** Opening Input data block **

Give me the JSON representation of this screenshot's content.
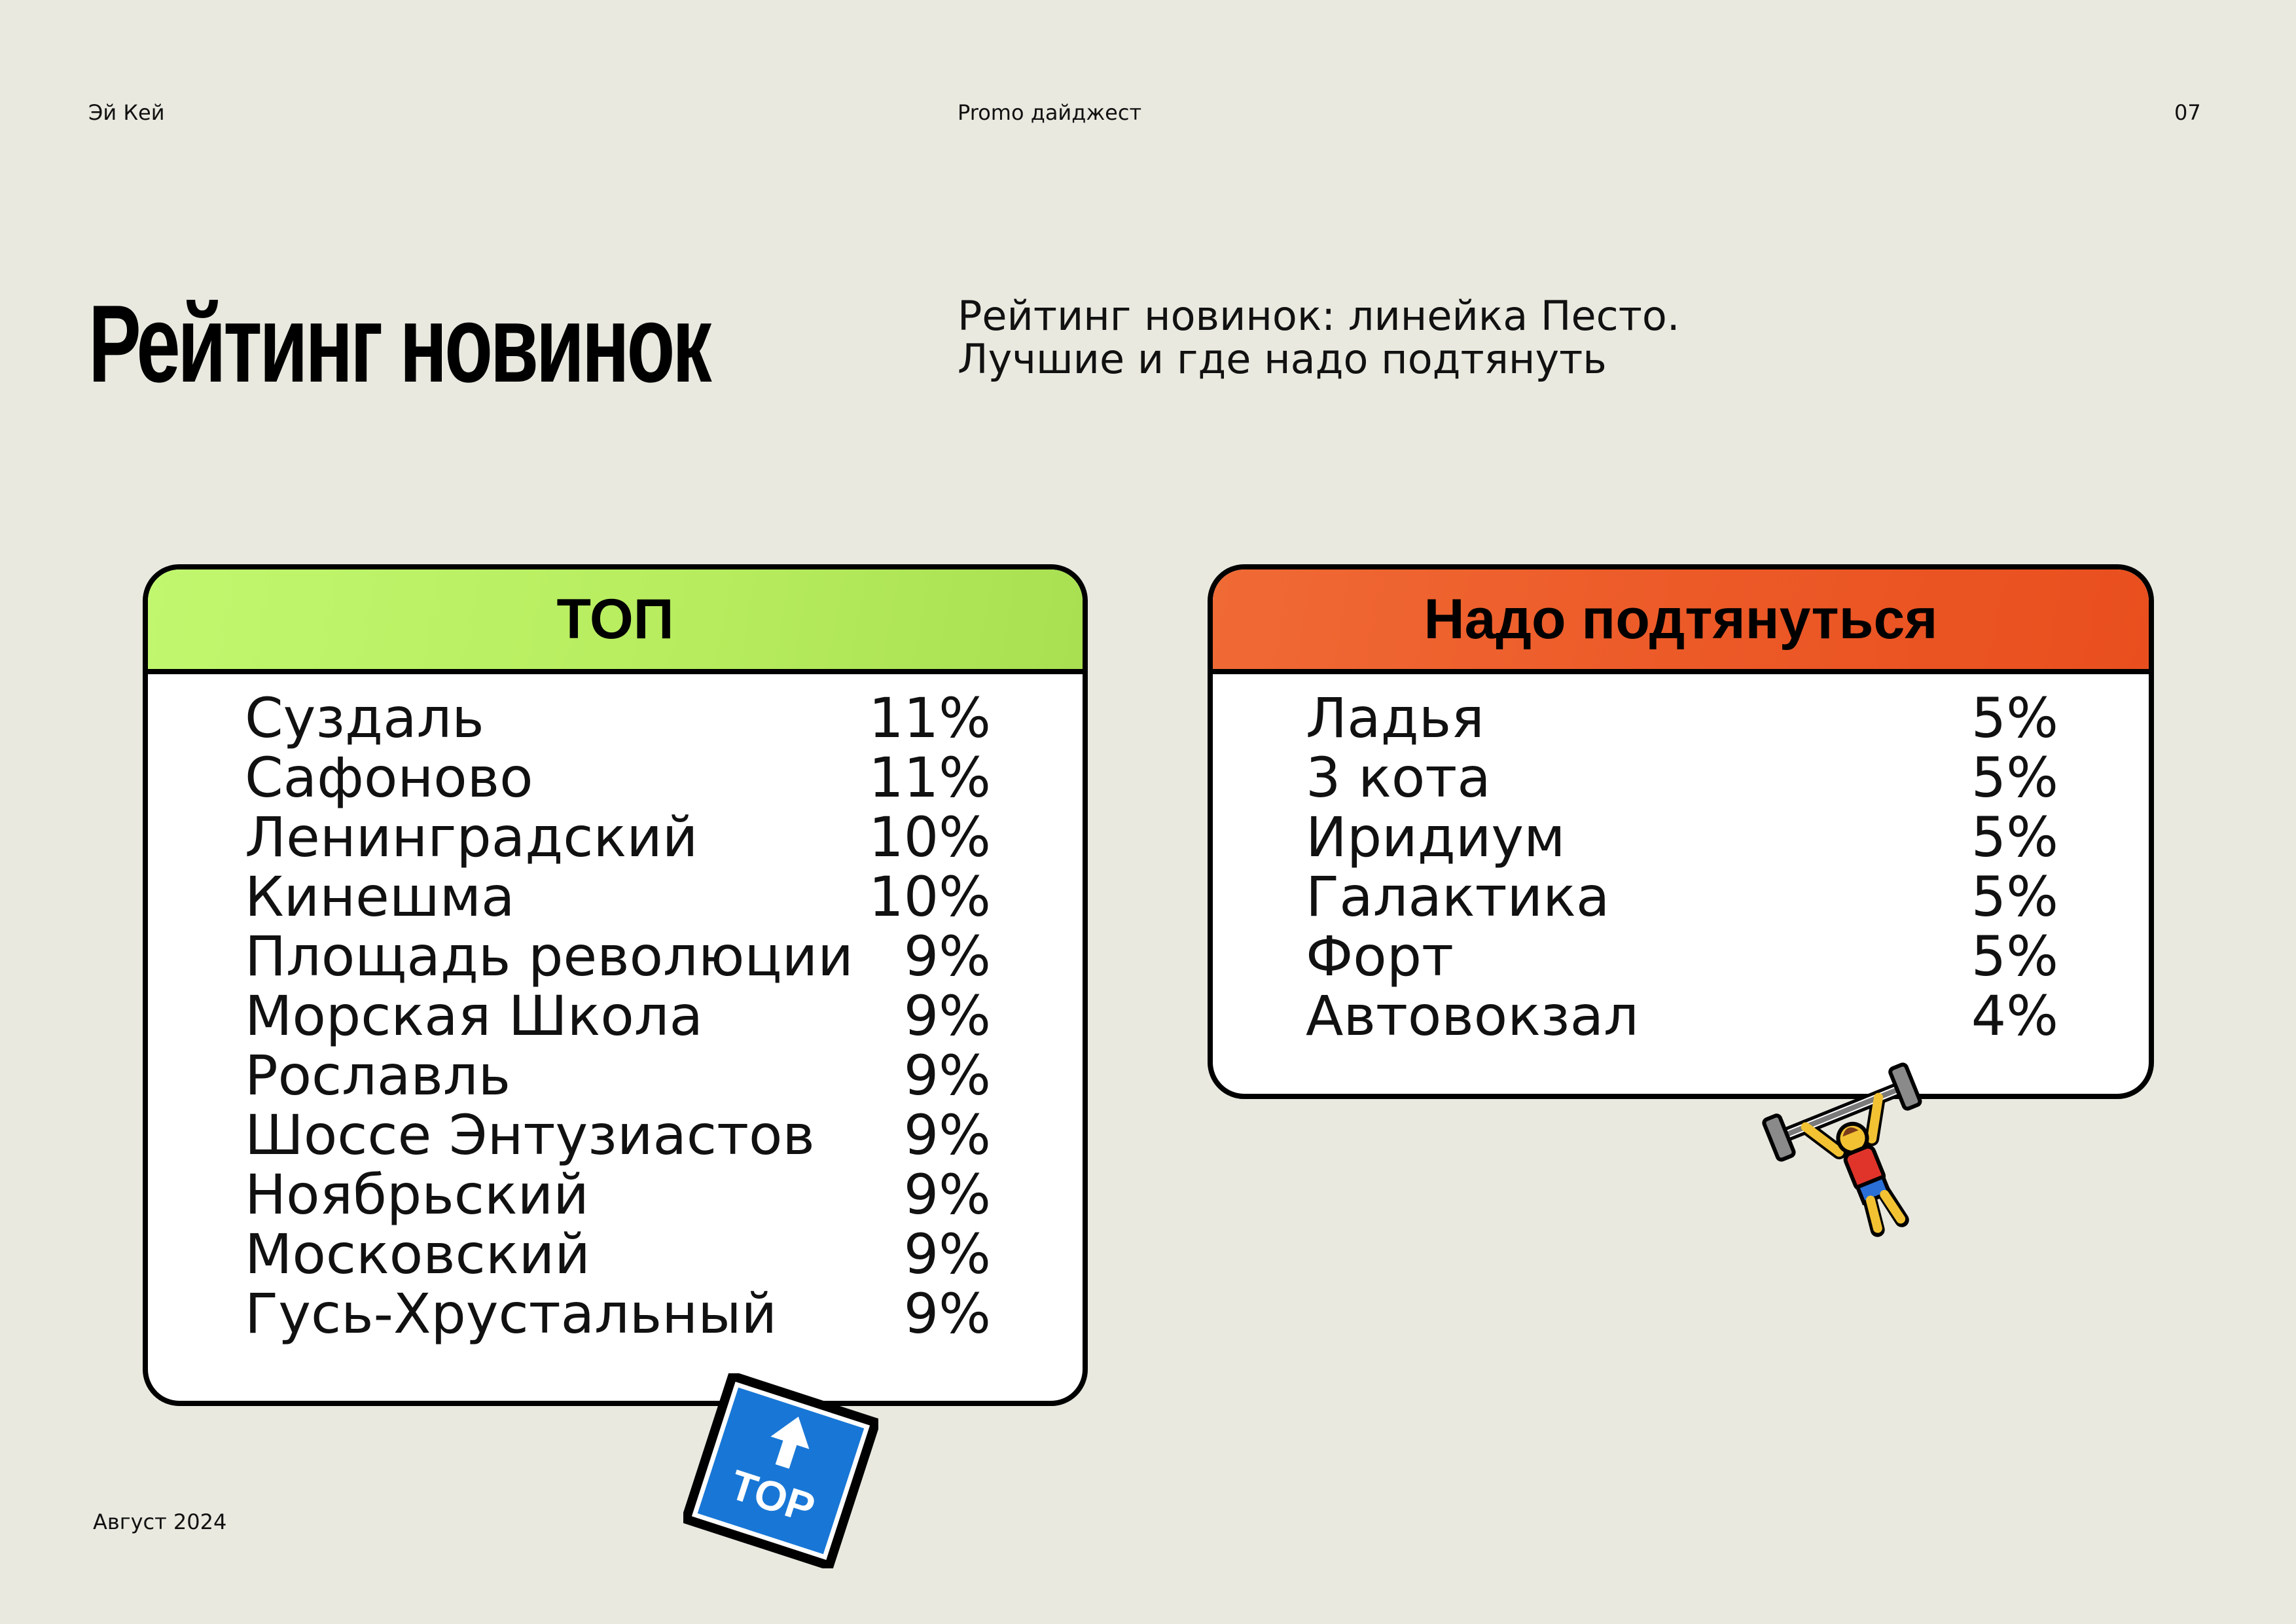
{
  "header": {
    "brand": "Эй Кей",
    "digest": "Promo дайджест",
    "page_number": "07"
  },
  "title": "Рейтинг новинок",
  "subtitle": {
    "line1": "Рейтинг новинок: линейка Песто.",
    "line2": "Лучшие и где надо подтянуть"
  },
  "top_card": {
    "heading": "ТОП",
    "color": "#b6ec5d",
    "rows": [
      {
        "name": "Суздаль",
        "value": "11%"
      },
      {
        "name": "Сафоново",
        "value": "11%"
      },
      {
        "name": "Ленинградский",
        "value": "10%"
      },
      {
        "name": "Кинешма",
        "value": "10%"
      },
      {
        "name": "Площадь революции",
        "value": "9%"
      },
      {
        "name": "Морская Школа",
        "value": "9%"
      },
      {
        "name": "Рославль",
        "value": "9%"
      },
      {
        "name": "Шоссе Энтузиастов",
        "value": "9%"
      },
      {
        "name": "Ноябрьский",
        "value": "9%"
      },
      {
        "name": "Московский",
        "value": "9%"
      },
      {
        "name": "Гусь-Хрустальный",
        "value": "9%"
      }
    ]
  },
  "weak_card": {
    "heading": "Надо подтянуться",
    "color": "#ec5a28",
    "rows": [
      {
        "name": "Ладья",
        "value": "5%"
      },
      {
        "name": "3 кота",
        "value": "5%"
      },
      {
        "name": "Иридиум",
        "value": "5%"
      },
      {
        "name": "Галактика",
        "value": "5%"
      },
      {
        "name": "Форт",
        "value": "5%"
      },
      {
        "name": "Автовокзал",
        "value": "4%"
      }
    ]
  },
  "stickers": {
    "top_badge": {
      "icon": "top-arrow-icon",
      "label": "TOP",
      "color": "#1877d6"
    },
    "lifter": {
      "icon": "weightlifter-icon"
    }
  },
  "footer": {
    "date": "Август 2024"
  }
}
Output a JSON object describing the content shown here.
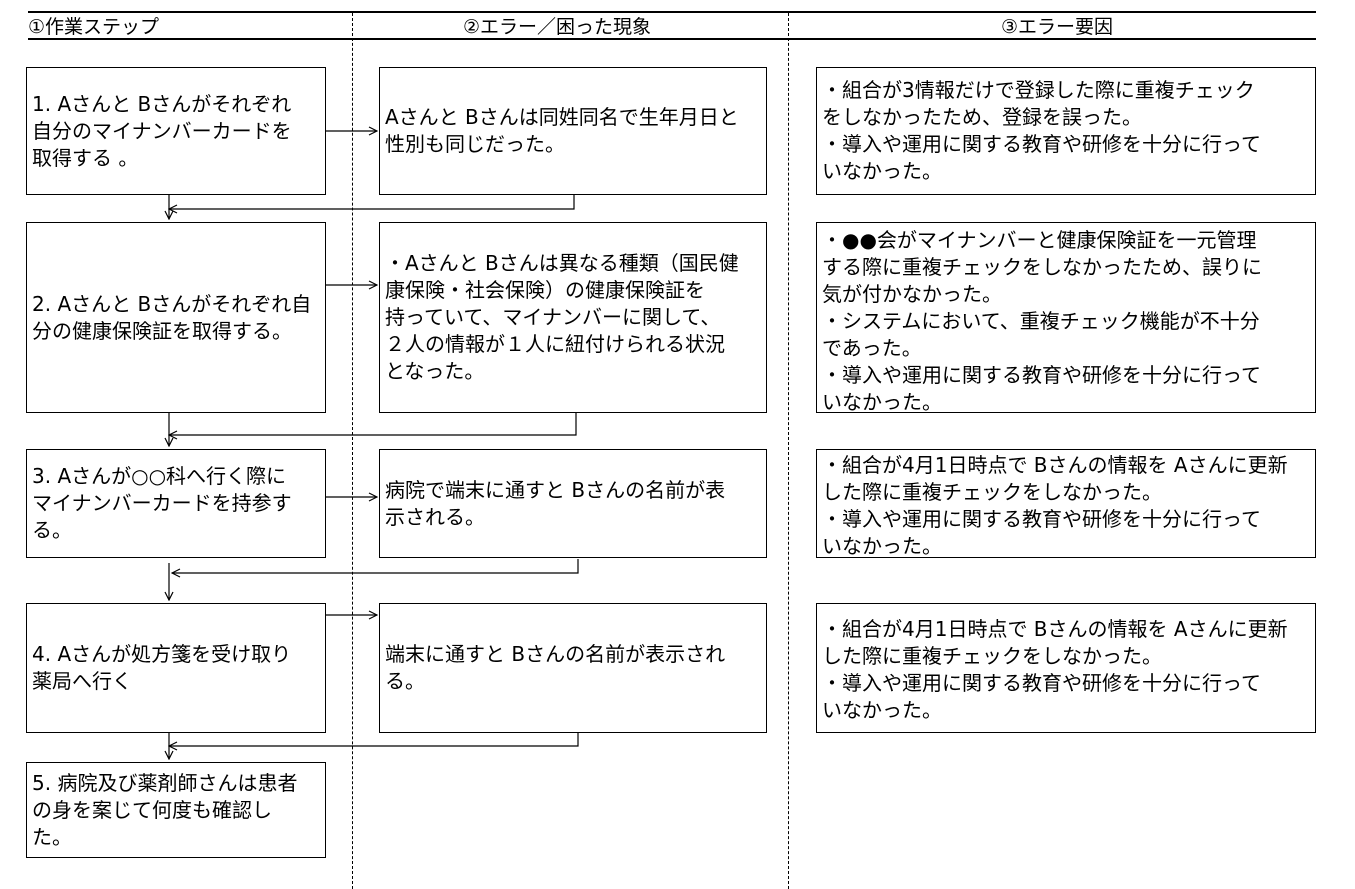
{
  "headers": {
    "col1": "①作業ステップ",
    "col2": "②エラー／困った現象",
    "col3": "③エラー要因"
  },
  "steps": [
    "1. Aさんと Bさんがそれぞれ\n自分のマイナンバーカードを\n取得する 。",
    "2. Aさんと Bさんがそれぞれ自\n分の健康保険証を取得する。",
    "3. Aさんが○○科へ行く際に\nマイナンバーカードを持参す\nる。",
    "4. Aさんが処方箋を受け取り\n薬局へ行く",
    "5. 病院及び薬剤師さんは患者\nの身を案じて何度も確認し\nた。"
  ],
  "errors": [
    "Aさんと Bさんは同姓同名で生年月日と\n性別も同じだった。",
    "・Aさんと Bさんは異なる種類（国民健\n康保険・社会保険）の健康保険証を\n持っていて、マイナンバーに関して、\n２人の情報が１人に紐付けられる状況\nとなった。",
    "病院で端末に通すと Bさんの名前が表\n示される。",
    "端末に通すと Bさんの名前が表示され\nる。"
  ],
  "causes": [
    "・組合が3情報だけで登録した際に重複チェック\nをしなかったため、登録を誤った。\n・導入や運用に関する教育や研修を十分に行って\nいなかった。",
    "・●●会がマイナンバーと健康保険証を一元管理\nする際に重複チェックをしなかったため、誤りに\n気が付かなかった。\n・システムにおいて、重複チェック機能が不十分\nであった。\n・導入や運用に関する教育や研修を十分に行って\nいなかった。",
    "・組合が4月1日時点で Bさんの情報を Aさんに更新\nした際に重複チェックをしなかった。\n・導入や運用に関する教育や研修を十分に行って\nいなかった。",
    "・組合が4月1日時点で Bさんの情報を Aさんに更新\nした際に重複チェックをしなかった。\n・導入や運用に関する教育や研修を十分に行って\nいなかった。"
  ]
}
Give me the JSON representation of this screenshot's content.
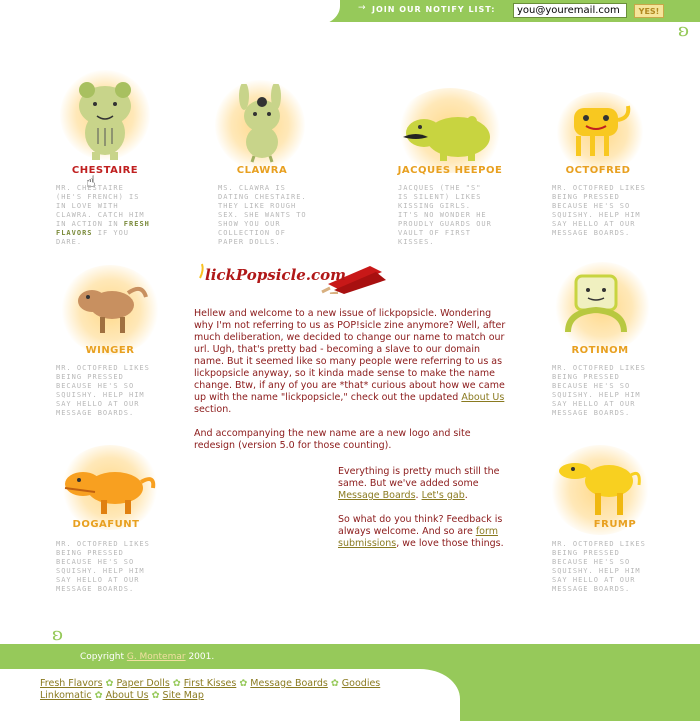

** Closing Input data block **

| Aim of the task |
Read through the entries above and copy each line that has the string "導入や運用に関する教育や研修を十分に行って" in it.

| Result of this task |
    "・組合が3情報だけで登録した際に重複チェック\nをしなかったため、登録を誤った。\n・導入や運用に関する教育や研修を十分に行って\nいなかった。",
    "・●●会がマイナンバーと健康保険証を一元管理\nする際に重複チェックをしなかったため、誤りに\n気が付かなかった。\n・システムにおいて、重複チェック機能が不十分\nであった。\n・導入や運用に関する教育や研修を十分に行って\nいなかった。",
    "・組合が4月1日時点で Bさんの情報を Aさんに更新\nした際に重複チェックをしなかった。\n・導入や運用に関する教育や研修を十分に行って\nいなかった。",
    "・組合が4月1日時点で Bさんの情報を Aさんに更新\nした際に重複チェックをしなかった。\n・導入や運用に関する教育や研修を十分に行って\nいなかった。"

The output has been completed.